[T]o all of the daughters of Notre Dame, I would like to say I can’t tell you how proud I am of the fact that you all bear Notre Dame degrees. By your lives and your goodness, you have changed the world in many ways. There is no telling how much more you can change the world. But, I can tell you how much the world needs changing. It is getting to be a pretty coarse, ugly kind of place. It needs the kind of refinement that only women can bring to human life. I have to thank you for the enormous loyalty you’ve shown to Notre Dame. It was no mistake to bring you into the family and to make you full-fledged members, half the population.
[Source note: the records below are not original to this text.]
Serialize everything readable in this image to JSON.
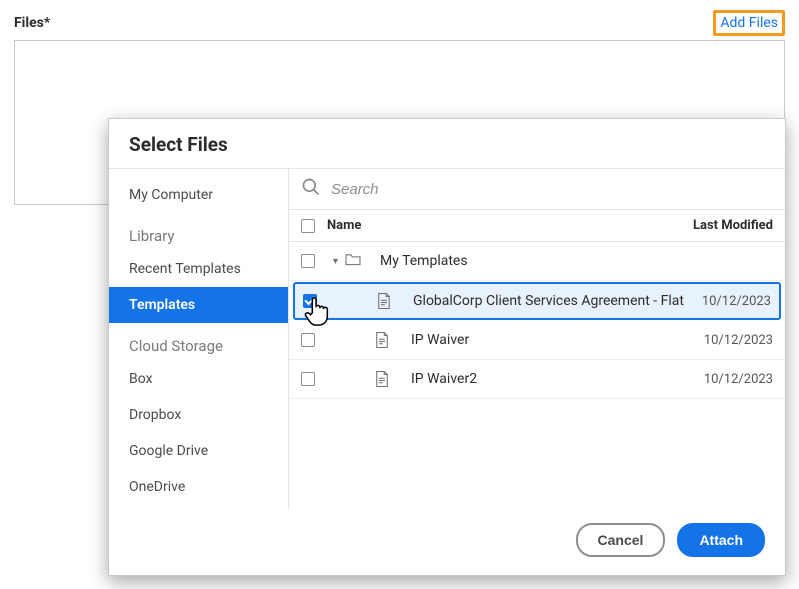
{
  "files_section": {
    "label": "Files*",
    "add_files_label": "Add Files"
  },
  "dialog": {
    "title": "Select Files",
    "sidebar": {
      "my_computer": "My Computer",
      "groups": [
        {
          "head": "Library",
          "items": [
            {
              "label": "Recent Templates",
              "active": false
            },
            {
              "label": "Templates",
              "active": true
            }
          ]
        },
        {
          "head": "Cloud Storage",
          "items": [
            {
              "label": "Box",
              "active": false
            },
            {
              "label": "Dropbox",
              "active": false
            },
            {
              "label": "Google Drive",
              "active": false
            },
            {
              "label": "OneDrive",
              "active": false
            }
          ]
        }
      ]
    },
    "search_placeholder": "Search",
    "columns": {
      "name": "Name",
      "modified": "Last Modified"
    },
    "folder": {
      "name": "My Templates"
    },
    "files": [
      {
        "name": "GlobalCorp Client Services Agreement - Flat",
        "modified": "10/12/2023",
        "selected": true
      },
      {
        "name": "IP Waiver",
        "modified": "10/12/2023",
        "selected": false
      },
      {
        "name": "IP Waiver2",
        "modified": "10/12/2023",
        "selected": false
      }
    ],
    "buttons": {
      "cancel": "Cancel",
      "attach": "Attach"
    }
  }
}
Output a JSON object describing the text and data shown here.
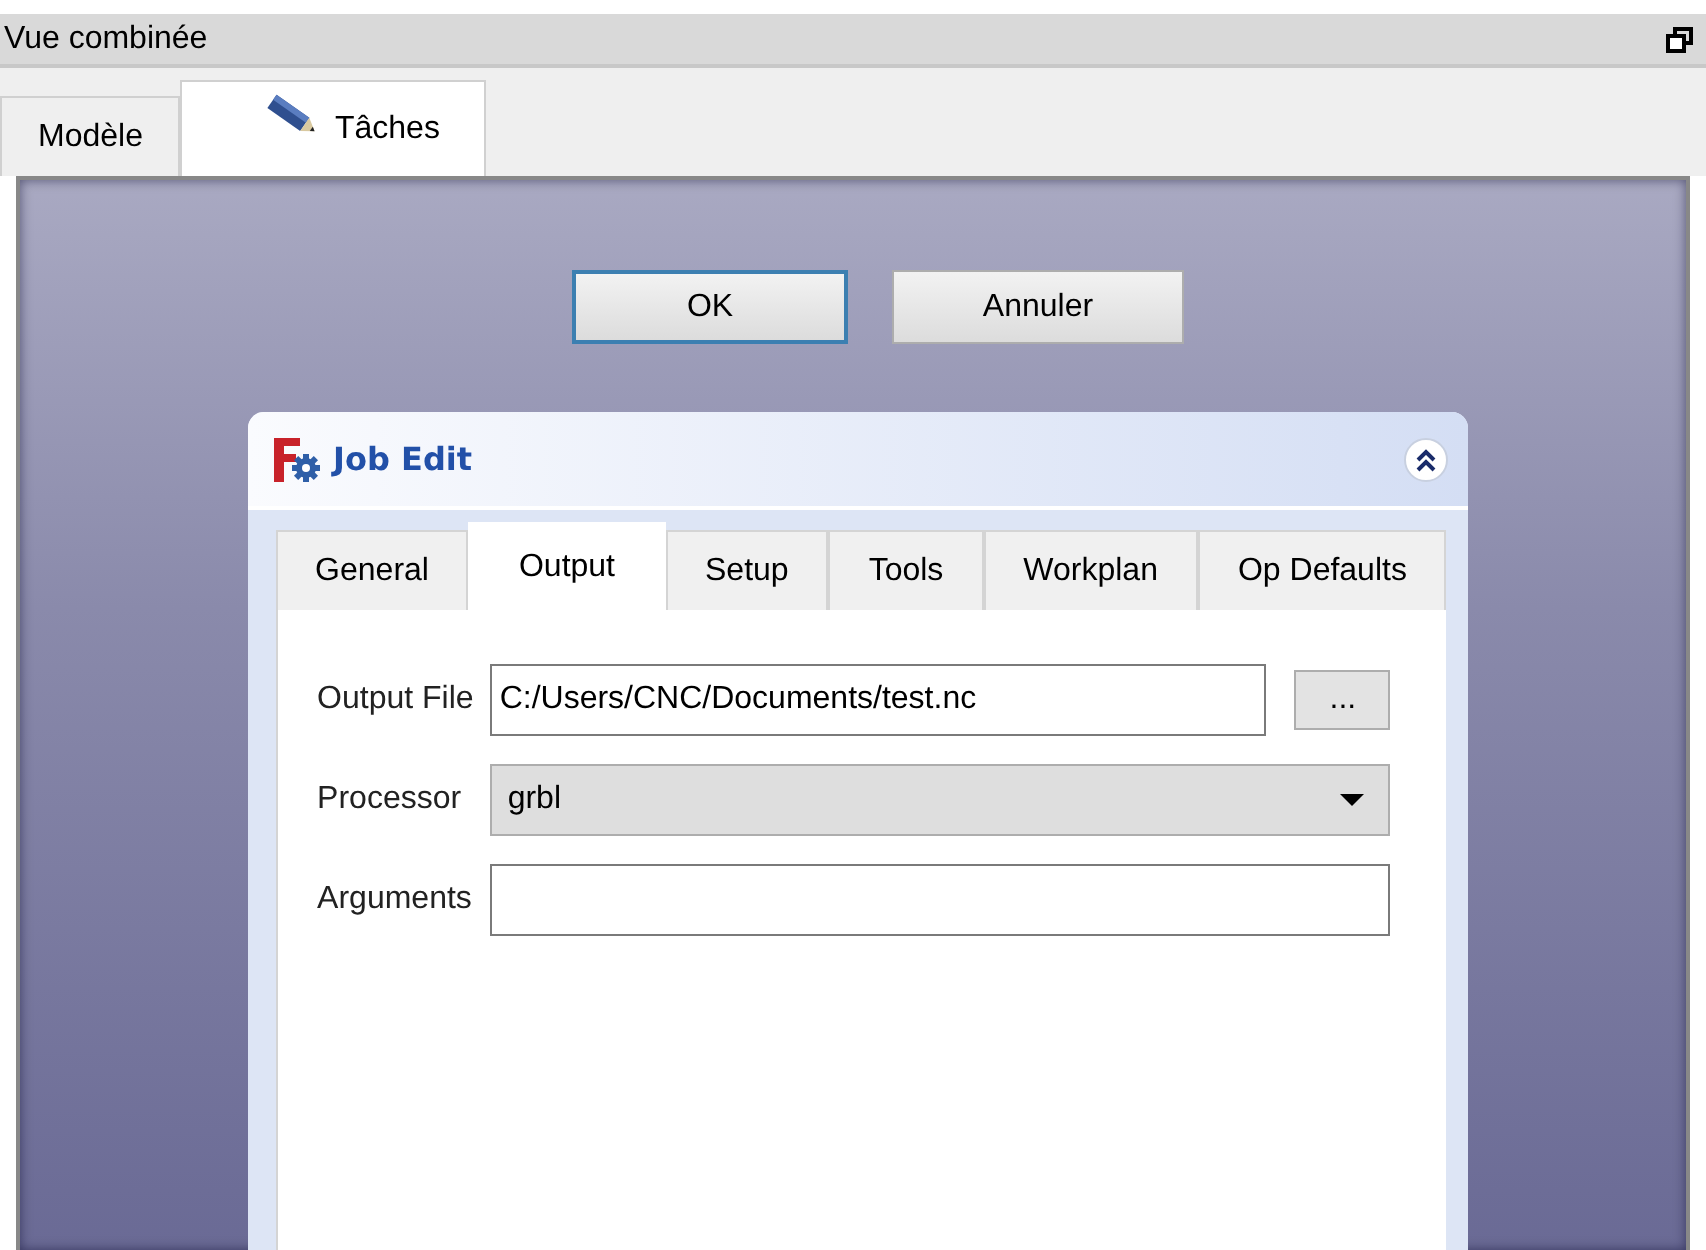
{
  "window": {
    "title": "Vue combinée"
  },
  "tabs": [
    {
      "label": "Modèle",
      "kind": "text",
      "selected": false
    },
    {
      "label": "Tâches",
      "kind": "icon_text",
      "selected": true
    }
  ],
  "buttons": [
    {
      "label": "OK",
      "default": true
    },
    {
      "label": "Annuler",
      "default": false
    }
  ],
  "job_edit": {
    "title": "Job Edit",
    "expanded": true,
    "tabs": [
      {
        "label": "General",
        "selected": false
      },
      {
        "label": "Output",
        "selected": true
      },
      {
        "label": "Setup",
        "selected": false
      },
      {
        "label": "Tools",
        "selected": false
      },
      {
        "label": "Workplan",
        "selected": false
      },
      {
        "label": "Op Defaults",
        "selected": false
      }
    ],
    "fields": [
      {
        "kind": "file",
        "label": "Output File",
        "value": "C:/Users/CNC/Documents/test.nc",
        "browse": "..."
      },
      {
        "kind": "combo",
        "label": "Processor",
        "value": "grbl"
      },
      {
        "kind": "text",
        "label": "Arguments"
      }
    ]
  }
}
You’ve given Notre Dame a whole new meaning in the life of women and marriage and family and education, business, and law.
List of Women's Firsts at Notre Dame
|1885||First woman to be awarded the Laetare Medal: Eliza Allen Star|
|1917||First women to receive graduate degrees from Notre Dame: Sister Mary Frances Jerome (MA) and Sister Mary Lucretia (MS), both Sisters of the Holy Cross|
|1918||Notre Dame conferred its first honorary degree on a woman: Ellen Ryan Jolly|
|1922||First women to receive undergraduate degrees from Notre Dame:
Sister Mary Aloysi Kiener (Sisters of Notre Dame, Cleveland, Ohio)
Sister Margaret Mary (Sisters of Charity of St. Augustine, Lakewood, Ohio)
Sister Mary Josephine (Ursuline Sisters of Brown County, Ohio)
Sister Mary Veronique (Sisters of the Holy Cross, Notre Dame, Indiana)
Antoinette Semortier (South Bend, Indiana)
|1932||Graduate school officially open to women|
|1965||First female full-time faculty assistant professor in the general program:
Sister Suzanne Kelly, OSB
First lay female professor (would also be the first woman to earn tenure): Dr. Josephine Massingberd Ford
|1966||First woman principal commencement speaker: Barbara Ward|
|1970||First female Law School graduate: Grace Olivarez|
|1971||First female undergraduate admitted (of coed cohort): Mary Ann Proctor
First female Vice President: Sister M. Alma Peter
First female on Board of Trustees: Rosemary Parks
|1972||First woman to receive a bachelor's degree in Business Administration: Mary Eileen Davey|
|1973||First female graduating class (of coed cohort)
First female dean of the College of Arts and Letters: Sister Isabel Charles
|1974||First female valedictorian: Marianne O’Connor|
|1975||First female editor of the Dome: Susan Darin|
|1976||First woman chair of a capital campaign: Ernestine Morris Carmichael Raclin
First women’s varsity sports: Fencing and Tennis
First female monogram winners:
Mary Behler (tennis)
Catherine Buzard (fencing)
Jane Lammers (tennis)
Christina Marciniak (fencing)
Kathleen Valdiserri (fencing)
|1977||First female editor of the Observer: Martha Hogan (SMC)|
|1980||First female Marching Band drum major: Linda Batista (SMC)|
|1981||First ND female Marching Band drum major: Toni Faini|
|2001||First female student body president: Brooke Norton|
|2005||First female president of the Notre Dame Monogram Club: Julie Pierson Doyle|
|2006||First Irish guardswoman, Molly Kinder|